The Independent Weekly

Independent Weekly
"This is a difficult paper to judge this year. … All three issues are devoted to follow-ups about Hurricane Katrina which, of course, was a huge, life-changing event for that portion of the Gulf Coast." The well-designed Independent may have responded to the disaster "with more speed and efficacy than FEMA." But the result -- alas -- is disappointing. "For an allegedly alt paper, their week of hurricane coverage was nothing but mainstream -- not a controversy in sight." "It doesn't delve as deeply or aggressively into its stories as I'd like it to." Unique, post-Katrina circumstances may explain the shortage of arts and lifestyle coverage in the three issues provided. The committee would have liked to see what the Independent looks like on a "normal" week -- and encourages AAN members to do so here in Little Rock. "Why didn't they use their 'wild card' issue to send us one of the 'scathing investigative reports' their application suggests they do, instead of the 9/5 issue?" The conclusion: "We can't admit this paper to AAN just because they had a hurricane, and, judging from what we were sent, it's difficult to know what the paper would have been like without Katrina. … Nitpicking when people are drowning hardly seems sporting. But follow-up coverage should have more perspective."

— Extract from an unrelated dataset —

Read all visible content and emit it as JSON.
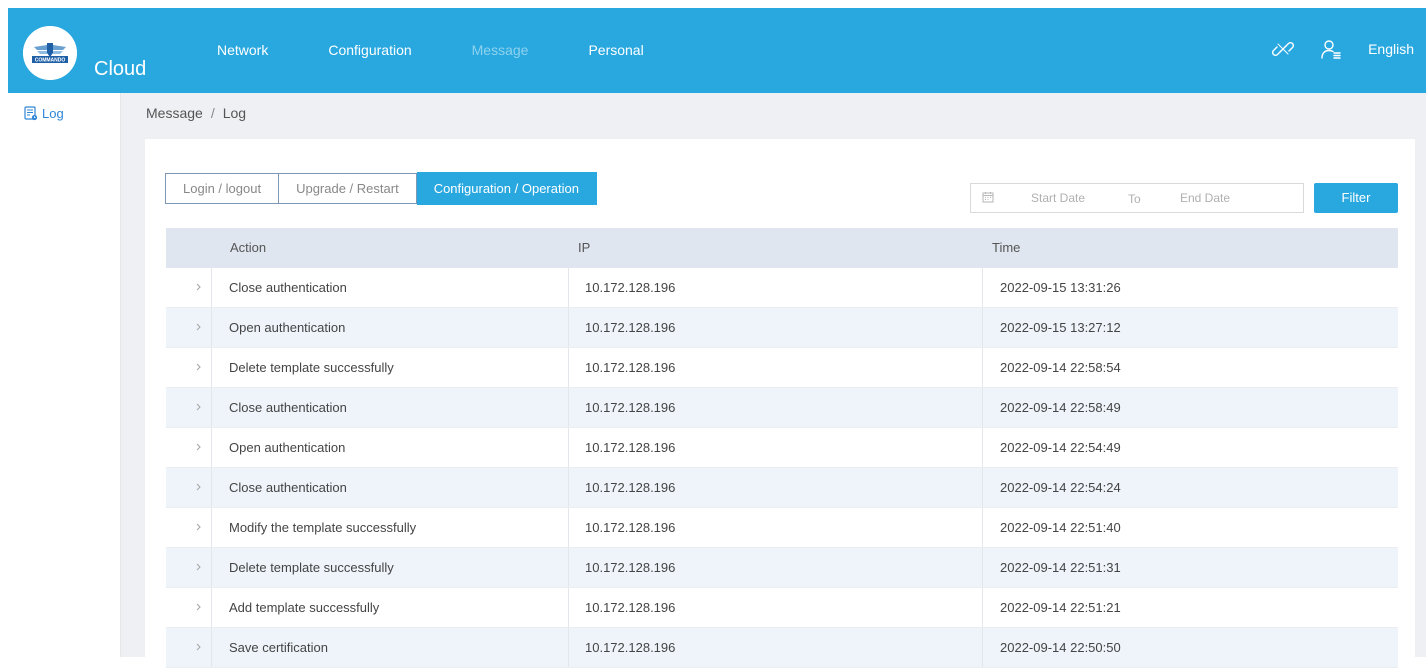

Port Folio Weekly

  Port Folio Weekly
This paper is owned by a daily that operates in the same market. Landmark Communications also owns Style Weekly in nearby Richmond, which was admitted to AAN last year. Landmark is a privately held company that owns major dailies in Norfolk and two other markets as well as over 50 smaller dailies and weeklies around the South. Among its numerous other media properties are two television stations and, most famously, the Weather Channel. The relationship of Port Folio to its corporate parents bothered some members of the committee who felt it violated the spirit of the bylaws (see Section 6 below), but a majority felt the product spoke for itself. "Strong on news and features -- professionally done and with good politics."

"It may not be the edgiest paper ever, but it does seem to have a left-leaning sensibility and takes a thoughtful approach to doing what it does." Particularly enterprising was a story on labor conditions at a regional Smithfield slaughterhouse. "Plus, they actually do anti-war demo coverage, suggesting they have an alt audience." Pat Buchanan may be one of too many syndicated columnists, but, thanks to editor Tom Robotham, this paper feels a lot more local than it used to.

The Portland Mercury

Portland Mercury
What we celebrate about this paper is also what makes it maddening. "I love everything that's there … if you could combine all this with a real alt news section, you'd have a stand-out publication." "Lord knows Willamette Week is tough to beat, but give it a go." The Mercury is smart, funny, creative, entertaining, irreverent, and gorgeous -- but is it a newspaper? The front of the book is pretty much "missing in action," and what little news there is seems to be limited to subjects such as strip clubs, bicycling and drug laws. The committee was deeply divided as to whether the Mercury plans to remedy this imbalance -- would they hire a news editor, for example? -- or aims to stay an excellent arts paper with tons of attitude. We can't tell which way it's going and encourage the members to review recent issues and talk to the Mercury staffers who are here.